Important Document Too Often Overlooked by Contractors
by: Kenneth Grossbart — Abdulaziz, Grossbart & Rudman
A written construction contract is a very important document that is overlooked by too many contractors. A contract is the best tool with respect to proving what was agreed upon, especially in the case of a dispute. There is no one-stop construction contract for all projects. What is required and what should be included in a contract will depend on the type of work performed, who the client is, what the amount of the contract is, the parties to the contract, if the contractor has been disciplined, etc.
What works for one project or with one contractor, may not work for another. Given the numerous types of projects and contracts available (home improvement, service and repair, new residential construction, commercial, and residential under $500, as well as subcontract or master subcontract agreements between contractors), the initial decision a contractor needs to make is what type of contract should be used on a particular project. Please visit our website www.agrlaw.com for additional information required on contracts.
After determining the type of contract needed, it becomes easy to determine the legally required clauses for that contract. The next determination would be the remaining contract clauses or terms to be incorporated into the contract. The essential terms to any construction contract will include: the names of the parties, the parties addressed, the jobsite address and description, scope of work, contract price, time for performance, and time for payment.
The remaining contract terms can be broken down into a couple of categories. First, those terms required by insurance carriers in the event of a claim, or required to be incorporated by the contract documents. Most insurance policies require upper-tier contractors to have a written contract with their subcontractor that includes indemnity provisions, which basically shift the defense of every claim and coverage for the claim to the subcontractor, regardless of fault.
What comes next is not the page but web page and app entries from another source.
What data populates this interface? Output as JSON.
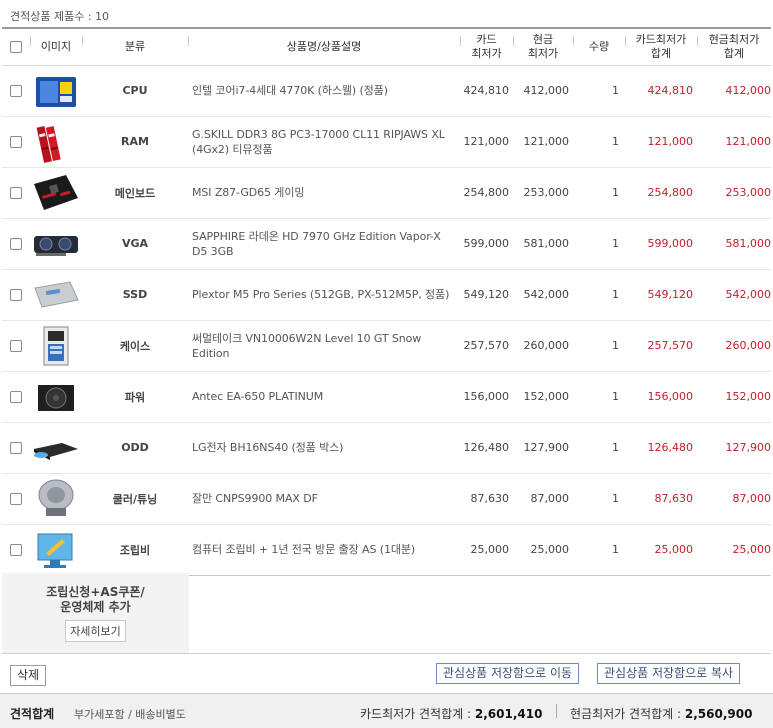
{
  "summary": {
    "label": "견적상품 제품수 : ",
    "count": "10"
  },
  "columns": {
    "image": "이미지",
    "category": "분류",
    "name": "상품명/상품설명",
    "card_line1": "카드",
    "card_line2": "최저가",
    "cash_line1": "현금",
    "cash_line2": "최저가",
    "qty": "수량",
    "card_total_line1": "카드최저가",
    "card_total_line2": "합계",
    "cash_total_line1": "현금최저가",
    "cash_total_line2": "합계"
  },
  "items": [
    {
      "category": "CPU",
      "name": "인텔 코어i7-4세대 4770K (하스웰) (정품)",
      "card": "424,810",
      "cash": "412,000",
      "qty": "1",
      "card_total": "424,810",
      "cash_total": "412,000",
      "icon": "cpu-box-icon"
    },
    {
      "category": "RAM",
      "name": "G.SKILL DDR3 8G PC3-17000 CL11 RIPJAWS XL (4Gx2) 티뮤정품",
      "card": "121,000",
      "cash": "121,000",
      "qty": "1",
      "card_total": "121,000",
      "cash_total": "121,000",
      "icon": "ram-icon"
    },
    {
      "category": "메인보드",
      "name": "MSI Z87-GD65 게이밍",
      "card": "254,800",
      "cash": "253,000",
      "qty": "1",
      "card_total": "254,800",
      "cash_total": "253,000",
      "icon": "motherboard-icon"
    },
    {
      "category": "VGA",
      "name": "SAPPHIRE 라데온 HD 7970 GHz Edition Vapor-X D5 3GB",
      "card": "599,000",
      "cash": "581,000",
      "qty": "1",
      "card_total": "599,000",
      "cash_total": "581,000",
      "icon": "graphics-card-icon"
    },
    {
      "category": "SSD",
      "name": "Plextor M5 Pro Series (512GB, PX-512M5P, 정품)",
      "card": "549,120",
      "cash": "542,000",
      "qty": "1",
      "card_total": "549,120",
      "cash_total": "542,000",
      "icon": "ssd-icon"
    },
    {
      "category": "케이스",
      "name": "써멀테이크 VN10006W2N Level 10 GT Snow Edition",
      "card": "257,570",
      "cash": "260,000",
      "qty": "1",
      "card_total": "257,570",
      "cash_total": "260,000",
      "icon": "pc-case-icon"
    },
    {
      "category": "파워",
      "name": "Antec EA-650 PLATINUM",
      "card": "156,000",
      "cash": "152,000",
      "qty": "1",
      "card_total": "156,000",
      "cash_total": "152,000",
      "icon": "power-supply-icon"
    },
    {
      "category": "ODD",
      "name": "LG전자 BH16NS40 (정품 박스)",
      "card": "126,480",
      "cash": "127,900",
      "qty": "1",
      "card_total": "126,480",
      "cash_total": "127,900",
      "icon": "optical-drive-icon"
    },
    {
      "category": "쿨러/튜닝",
      "name": "잘만 CNPS9900 MAX DF",
      "card": "87,630",
      "cash": "87,000",
      "qty": "1",
      "card_total": "87,630",
      "cash_total": "87,000",
      "icon": "cpu-cooler-icon"
    },
    {
      "category": "조립비",
      "name": "컴퓨터 조립비 + 1년 전국 방문 출장 AS (1대분)",
      "card": "25,000",
      "cash": "25,000",
      "qty": "1",
      "card_total": "25,000",
      "cash_total": "25,000",
      "icon": "assembly-service-icon"
    }
  ],
  "extra": {
    "title_line1": "조립신청+AS쿠폰/",
    "title_line2": "운영체제 추가",
    "detail_button": "자세히보기"
  },
  "actions": {
    "delete": "삭제",
    "move_to_wishlist": "관심상품 저장함으로 이동",
    "copy_to_wishlist": "관심상품 저장함으로 복사"
  },
  "footer": {
    "title": "견적합계",
    "subtitle": "부가세포함 / 배송비별도",
    "card_label": "카드최저가 견적합계 : ",
    "card_total": "2,601,410",
    "cash_label": "현금최저가 견적합계 : ",
    "cash_total": "2,560,900"
  },
  "colors": {
    "price_red": "#c0202a",
    "header_border": "#9a9a9a",
    "footer_bg": "#f0f0f0"
  }
}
Insurance clauses typically include a requirement to name the contractor and owner as additional insureds, and to bear the risk of loss during construction. Most direct/prime contracts will require that the subcontracts have the same warranty terms as in the prime contract so that the owner is protected.
Next are the contract terms that are helpful or necessary to govern in the event of a dispute. These clauses can include clauses governing delay, requiring mediation or arbitration, imposing the right to attorney's fees in a dispute, termination for convenience or cause, increase in material costs, retention, and reservation of rights to name a few. The dispute resolution clause could turn out to be one of the most important clauses in the contract, should a dispute arise because it could save time and money in the long run having the dispute procedures laid out rather than having to go through court to argue how to dispute the matter. Construction contracts purchased from a professional and knowledgeable source (trade Association or builders' exchanges) or even directly from a construction attorney are your best bet to make sure that you have a contract that works for you and your business.